John says:

I am extremely pleased to be involved and associated with this exemplar project which is being handled and run by a stellar team, namely Rightacres Property and Sir Robert McAlpine, funded and backed by one of the UK’s leading property institutions, Legal and General Group PLC. The development is a real example of “how to construct” in the heart of a vibrant city, the results of which will be felt for years to come in the capital as the centre of town transforms itself into one of the UK’s fastest expanding cities with all the associated economic benefits.

The modern infrastructure is one of 13 new regional hubs being developed for HMRC across the UK.

TFT Bristol Take the Plunge for Local MS Therapy Centre

On Saturday 8th September, a team of five of TFT’s bravest took part in the South West of England MS Therapy centre’s ‘Take the Plunge’ challenge. This involved participants jumping into Portishead Marina just outside of Bristol, to be rescued by well-trained Newfoundlands, a dog breed who have a propensity to rescue people from water.  The annual event helps to raise the necessary funds in order to provide a range of treatments and therapies for people living with MS and other neurological conditions, including physiotherapy, oxygen treatment, acupuncture, reflexology and aromatherapy.

TFT were gold sponsors this year and the team raised over £700 for the local charity.

Jay Ridings (Associate, Bristol). who took part in the fundraiser, recounted the memorable day:

The sprightly TFT bunch arrived nice and early in the Portishead drizzle ready for freezing cold temperatures, slobbering faces and the risk of being eaten by our would-be rescuers. The dogs were huge and excitable!! To our relief they were also very well drilled and enjoyed (loved!) saving people.

We could not have asked for a better ‘saving’. Paul Spaven’s (Partner, Bristol) rescue dog was slightly reluctant to jump in initially (some said it was his fluorescent pink gloves!?) but the dog’s trainer assured Paul that it had happened the week before and that the canine was in a “phase”. Thankfully, he was eventually saved and so is still with us. Just as well, as he will be the next trustee for MS Therapy Bristol!

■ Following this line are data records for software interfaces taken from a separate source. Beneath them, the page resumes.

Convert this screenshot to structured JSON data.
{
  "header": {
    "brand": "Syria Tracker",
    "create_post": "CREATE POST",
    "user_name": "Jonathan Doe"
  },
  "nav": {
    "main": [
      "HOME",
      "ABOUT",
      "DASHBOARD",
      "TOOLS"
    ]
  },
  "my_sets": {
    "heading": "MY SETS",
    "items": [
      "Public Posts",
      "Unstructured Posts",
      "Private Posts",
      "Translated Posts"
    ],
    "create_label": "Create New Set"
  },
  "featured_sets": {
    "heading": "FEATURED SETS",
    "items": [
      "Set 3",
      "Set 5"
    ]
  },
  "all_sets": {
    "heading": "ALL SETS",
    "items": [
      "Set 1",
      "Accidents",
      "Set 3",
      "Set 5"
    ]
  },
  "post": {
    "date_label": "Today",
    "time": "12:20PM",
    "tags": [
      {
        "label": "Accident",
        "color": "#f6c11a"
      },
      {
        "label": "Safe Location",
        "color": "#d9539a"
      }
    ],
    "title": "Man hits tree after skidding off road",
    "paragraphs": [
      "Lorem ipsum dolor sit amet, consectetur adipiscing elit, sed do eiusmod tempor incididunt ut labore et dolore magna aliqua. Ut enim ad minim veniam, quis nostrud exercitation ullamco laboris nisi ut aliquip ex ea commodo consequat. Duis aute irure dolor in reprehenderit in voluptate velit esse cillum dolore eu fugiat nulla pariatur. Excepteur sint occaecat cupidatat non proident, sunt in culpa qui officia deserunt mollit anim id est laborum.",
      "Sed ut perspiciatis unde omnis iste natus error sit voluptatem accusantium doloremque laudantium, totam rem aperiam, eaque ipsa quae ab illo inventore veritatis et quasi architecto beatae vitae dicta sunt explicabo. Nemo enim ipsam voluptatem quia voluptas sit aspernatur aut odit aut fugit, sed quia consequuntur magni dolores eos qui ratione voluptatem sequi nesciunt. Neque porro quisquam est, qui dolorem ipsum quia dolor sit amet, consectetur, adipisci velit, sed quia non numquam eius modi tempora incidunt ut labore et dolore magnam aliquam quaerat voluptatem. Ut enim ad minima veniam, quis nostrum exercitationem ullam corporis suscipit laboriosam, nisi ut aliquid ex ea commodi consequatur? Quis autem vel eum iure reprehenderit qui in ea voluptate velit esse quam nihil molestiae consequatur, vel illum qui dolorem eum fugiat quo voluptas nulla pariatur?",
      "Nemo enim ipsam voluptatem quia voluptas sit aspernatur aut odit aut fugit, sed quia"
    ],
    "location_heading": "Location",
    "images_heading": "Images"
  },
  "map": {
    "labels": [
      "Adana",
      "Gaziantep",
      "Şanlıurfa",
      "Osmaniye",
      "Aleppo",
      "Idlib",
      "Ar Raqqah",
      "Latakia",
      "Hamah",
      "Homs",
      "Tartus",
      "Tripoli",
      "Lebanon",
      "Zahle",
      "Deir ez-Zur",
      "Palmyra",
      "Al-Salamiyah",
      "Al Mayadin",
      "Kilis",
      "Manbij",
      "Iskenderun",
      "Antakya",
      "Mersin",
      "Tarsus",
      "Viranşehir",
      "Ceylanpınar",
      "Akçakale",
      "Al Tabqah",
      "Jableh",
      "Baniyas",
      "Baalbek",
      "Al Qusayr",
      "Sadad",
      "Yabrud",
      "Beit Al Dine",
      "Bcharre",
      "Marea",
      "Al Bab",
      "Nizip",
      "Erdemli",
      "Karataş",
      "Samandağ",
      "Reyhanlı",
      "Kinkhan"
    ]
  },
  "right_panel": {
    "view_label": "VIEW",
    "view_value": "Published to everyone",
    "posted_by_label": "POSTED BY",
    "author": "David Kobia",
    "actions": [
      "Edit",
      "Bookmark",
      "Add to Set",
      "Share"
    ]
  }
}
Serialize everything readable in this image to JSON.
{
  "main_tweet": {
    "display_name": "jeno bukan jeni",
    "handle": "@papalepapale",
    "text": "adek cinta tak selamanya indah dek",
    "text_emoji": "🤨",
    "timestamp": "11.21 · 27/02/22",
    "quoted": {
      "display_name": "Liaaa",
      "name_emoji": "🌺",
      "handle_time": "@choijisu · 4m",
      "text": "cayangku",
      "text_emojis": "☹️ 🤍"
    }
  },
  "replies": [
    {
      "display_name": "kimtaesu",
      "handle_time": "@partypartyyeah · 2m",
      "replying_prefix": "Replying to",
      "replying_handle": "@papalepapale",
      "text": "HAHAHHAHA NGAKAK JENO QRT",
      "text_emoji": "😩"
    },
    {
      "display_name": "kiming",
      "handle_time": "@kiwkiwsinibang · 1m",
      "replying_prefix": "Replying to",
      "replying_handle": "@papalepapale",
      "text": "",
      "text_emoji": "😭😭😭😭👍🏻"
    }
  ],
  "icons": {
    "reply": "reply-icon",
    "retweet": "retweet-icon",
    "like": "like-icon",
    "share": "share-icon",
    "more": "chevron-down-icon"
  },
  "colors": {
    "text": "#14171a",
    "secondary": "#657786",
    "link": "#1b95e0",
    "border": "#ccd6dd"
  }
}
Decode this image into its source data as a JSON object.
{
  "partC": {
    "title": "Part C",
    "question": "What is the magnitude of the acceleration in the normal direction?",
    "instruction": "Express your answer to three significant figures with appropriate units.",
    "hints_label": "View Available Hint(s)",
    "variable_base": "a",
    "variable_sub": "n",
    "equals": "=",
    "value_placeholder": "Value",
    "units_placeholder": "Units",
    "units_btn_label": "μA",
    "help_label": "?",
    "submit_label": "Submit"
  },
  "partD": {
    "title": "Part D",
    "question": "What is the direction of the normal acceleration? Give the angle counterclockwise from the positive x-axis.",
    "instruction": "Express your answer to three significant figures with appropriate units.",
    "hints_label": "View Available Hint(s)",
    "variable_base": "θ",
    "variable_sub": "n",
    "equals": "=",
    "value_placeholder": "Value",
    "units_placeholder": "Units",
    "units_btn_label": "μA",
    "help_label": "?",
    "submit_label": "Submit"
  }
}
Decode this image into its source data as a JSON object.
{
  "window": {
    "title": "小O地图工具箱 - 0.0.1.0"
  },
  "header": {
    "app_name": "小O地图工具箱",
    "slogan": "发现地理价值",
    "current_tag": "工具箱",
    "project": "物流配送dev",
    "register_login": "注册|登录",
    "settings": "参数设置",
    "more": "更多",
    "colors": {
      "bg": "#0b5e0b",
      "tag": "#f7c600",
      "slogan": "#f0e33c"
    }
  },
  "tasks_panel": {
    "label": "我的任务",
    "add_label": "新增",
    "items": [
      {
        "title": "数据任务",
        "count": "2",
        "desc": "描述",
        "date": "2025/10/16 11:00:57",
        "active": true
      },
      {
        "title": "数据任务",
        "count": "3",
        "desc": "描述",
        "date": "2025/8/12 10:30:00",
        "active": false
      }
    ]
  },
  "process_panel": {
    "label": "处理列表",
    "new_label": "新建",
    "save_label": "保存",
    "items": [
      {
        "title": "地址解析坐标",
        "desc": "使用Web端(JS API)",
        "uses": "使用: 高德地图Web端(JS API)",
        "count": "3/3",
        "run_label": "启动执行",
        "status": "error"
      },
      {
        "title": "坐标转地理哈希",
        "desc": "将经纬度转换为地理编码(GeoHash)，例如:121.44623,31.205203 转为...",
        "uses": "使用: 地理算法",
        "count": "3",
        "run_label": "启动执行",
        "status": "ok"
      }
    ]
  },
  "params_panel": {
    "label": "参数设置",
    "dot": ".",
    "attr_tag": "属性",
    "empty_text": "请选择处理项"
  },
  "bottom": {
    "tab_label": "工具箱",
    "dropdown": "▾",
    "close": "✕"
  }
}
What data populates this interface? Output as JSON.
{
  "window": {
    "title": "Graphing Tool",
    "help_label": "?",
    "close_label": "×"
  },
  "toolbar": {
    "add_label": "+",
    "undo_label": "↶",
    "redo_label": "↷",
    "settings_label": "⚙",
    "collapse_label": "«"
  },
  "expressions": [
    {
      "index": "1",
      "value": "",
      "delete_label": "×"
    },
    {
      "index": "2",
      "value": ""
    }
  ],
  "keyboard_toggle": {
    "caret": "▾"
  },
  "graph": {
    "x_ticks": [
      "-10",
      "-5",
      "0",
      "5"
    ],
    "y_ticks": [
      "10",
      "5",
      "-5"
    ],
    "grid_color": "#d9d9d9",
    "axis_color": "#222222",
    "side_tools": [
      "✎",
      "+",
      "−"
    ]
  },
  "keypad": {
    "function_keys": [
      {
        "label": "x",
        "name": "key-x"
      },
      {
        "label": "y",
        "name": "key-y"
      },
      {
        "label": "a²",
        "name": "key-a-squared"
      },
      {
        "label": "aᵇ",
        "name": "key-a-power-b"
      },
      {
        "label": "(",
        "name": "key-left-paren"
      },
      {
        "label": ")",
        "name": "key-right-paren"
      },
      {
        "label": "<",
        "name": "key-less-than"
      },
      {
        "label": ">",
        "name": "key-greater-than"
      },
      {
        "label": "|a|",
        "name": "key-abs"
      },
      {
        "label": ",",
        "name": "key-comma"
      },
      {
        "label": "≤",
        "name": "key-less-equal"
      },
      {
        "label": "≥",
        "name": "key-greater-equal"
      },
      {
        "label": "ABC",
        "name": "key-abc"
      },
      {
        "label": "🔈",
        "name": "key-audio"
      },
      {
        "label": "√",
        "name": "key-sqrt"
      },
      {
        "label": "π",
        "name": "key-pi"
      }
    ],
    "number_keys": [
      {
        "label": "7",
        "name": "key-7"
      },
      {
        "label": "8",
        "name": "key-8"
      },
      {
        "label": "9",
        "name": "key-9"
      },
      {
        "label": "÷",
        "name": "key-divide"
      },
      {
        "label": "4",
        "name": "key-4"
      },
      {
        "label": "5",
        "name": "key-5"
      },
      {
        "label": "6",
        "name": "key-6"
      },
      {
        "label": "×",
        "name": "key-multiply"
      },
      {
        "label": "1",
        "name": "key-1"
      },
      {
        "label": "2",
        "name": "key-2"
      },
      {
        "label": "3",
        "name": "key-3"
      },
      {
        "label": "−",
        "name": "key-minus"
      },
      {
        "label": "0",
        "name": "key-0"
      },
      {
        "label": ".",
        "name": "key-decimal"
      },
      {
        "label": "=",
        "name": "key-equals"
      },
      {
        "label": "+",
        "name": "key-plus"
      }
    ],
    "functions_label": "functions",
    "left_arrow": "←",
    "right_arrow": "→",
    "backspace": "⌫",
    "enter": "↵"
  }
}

We all had great fun for such a brilliant cause and I would recommend that anyone who isn’t too keen on swimming gets a Newfoundland to drag them around in relative luxury!